Water temperature as a factor in handwashing efficacy


Correspondence: Barry Michaels Georgia-Pacific Corporation, Technology Center, PO Box 919 (Hwy. 216), Palatka, Florida 32178, USA. Tel: 386-312-1184. Fax: 386-312-1198. E-mail: bsmichae@gapac.com

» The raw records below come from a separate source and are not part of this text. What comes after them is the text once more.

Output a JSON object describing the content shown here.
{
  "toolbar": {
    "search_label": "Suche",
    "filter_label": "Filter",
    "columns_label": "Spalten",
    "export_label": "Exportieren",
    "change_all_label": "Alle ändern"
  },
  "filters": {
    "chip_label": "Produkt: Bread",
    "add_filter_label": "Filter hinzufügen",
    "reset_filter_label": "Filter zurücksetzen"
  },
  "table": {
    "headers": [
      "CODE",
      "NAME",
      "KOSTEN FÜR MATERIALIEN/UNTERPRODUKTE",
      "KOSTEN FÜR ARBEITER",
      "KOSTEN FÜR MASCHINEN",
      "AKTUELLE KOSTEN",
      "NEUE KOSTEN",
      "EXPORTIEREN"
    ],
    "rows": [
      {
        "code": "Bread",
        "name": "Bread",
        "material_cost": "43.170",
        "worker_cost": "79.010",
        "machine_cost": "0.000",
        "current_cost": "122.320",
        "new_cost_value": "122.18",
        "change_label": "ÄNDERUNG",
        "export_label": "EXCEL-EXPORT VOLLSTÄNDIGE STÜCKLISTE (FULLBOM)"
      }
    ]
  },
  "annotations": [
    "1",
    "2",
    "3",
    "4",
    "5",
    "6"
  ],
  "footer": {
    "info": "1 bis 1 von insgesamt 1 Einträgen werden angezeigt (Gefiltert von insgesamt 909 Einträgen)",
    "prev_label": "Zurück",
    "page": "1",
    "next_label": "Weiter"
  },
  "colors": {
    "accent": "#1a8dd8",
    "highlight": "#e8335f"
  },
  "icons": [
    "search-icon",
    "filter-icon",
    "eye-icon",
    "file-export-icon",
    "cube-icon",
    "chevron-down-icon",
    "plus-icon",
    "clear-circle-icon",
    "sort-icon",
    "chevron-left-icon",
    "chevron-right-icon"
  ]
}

For many years, sanitarians have specified that the hands of food service workers should be washed and rinsed in warm or hot water to reduce the risk of cross-contamination and disease transmission. In the food service environment, it has been suggested that handwashing with water at higher temperatures contributes to skin damage when frequent handwashing is necessitated, and that insistence on hot water usage is a deterrent to handwashing compliance. Separate handwashing studies involving different water temperatures and soap types (antibacterial versus non-antibacterial) were performed. The ‘glove-juice’ technique was employed for microbial recovery from hands in both studies. Initial work evaluated antimicrobial efficacy based on water temperature during normal handwashing with bland soap. Uninoculated, sterile menstrua (tryptic soy broth or hamburger meat) was used to study the effects of treatment temperatures (4.4°C, 12.8°C, 21.1°C, 35°C or 48.9°C) on the reduction of resident microflora, while Serratia marcescens-inoculated menstrua was used to evaluate treatment effects on the reduction of transient contamination. Results of this first study indicated that water temperature exhibits no effect on transient or resident bacterial reduction during normal handwashing with bland soap. The follow-up study examined the efficacy and skin irritation potential involving water temperatures with antimicrobial soaps. Hands of participants were contaminated with Escherichia coli inoculated ground beef, washed at one of two water temperatures (29°C or 43°C) using one of four highly active (USDA E2 equivalency) antibacterial soaps having different active ingredients (PCMX, Iodophor, Quat or Triclosan). Skin condition was recorded visually and with specialized instrumentation before and after repeated washing (12 times daily), measuring total moisture content, transepidermal water loss and erythema. Overall, the four soap products produced similar efficacy results. Although there were slight increases in Log10 reductions, visual skin irritation, loss of skin moisture content and transepidermal water loss at higher temperatures, results were not statistically significant for any parameter.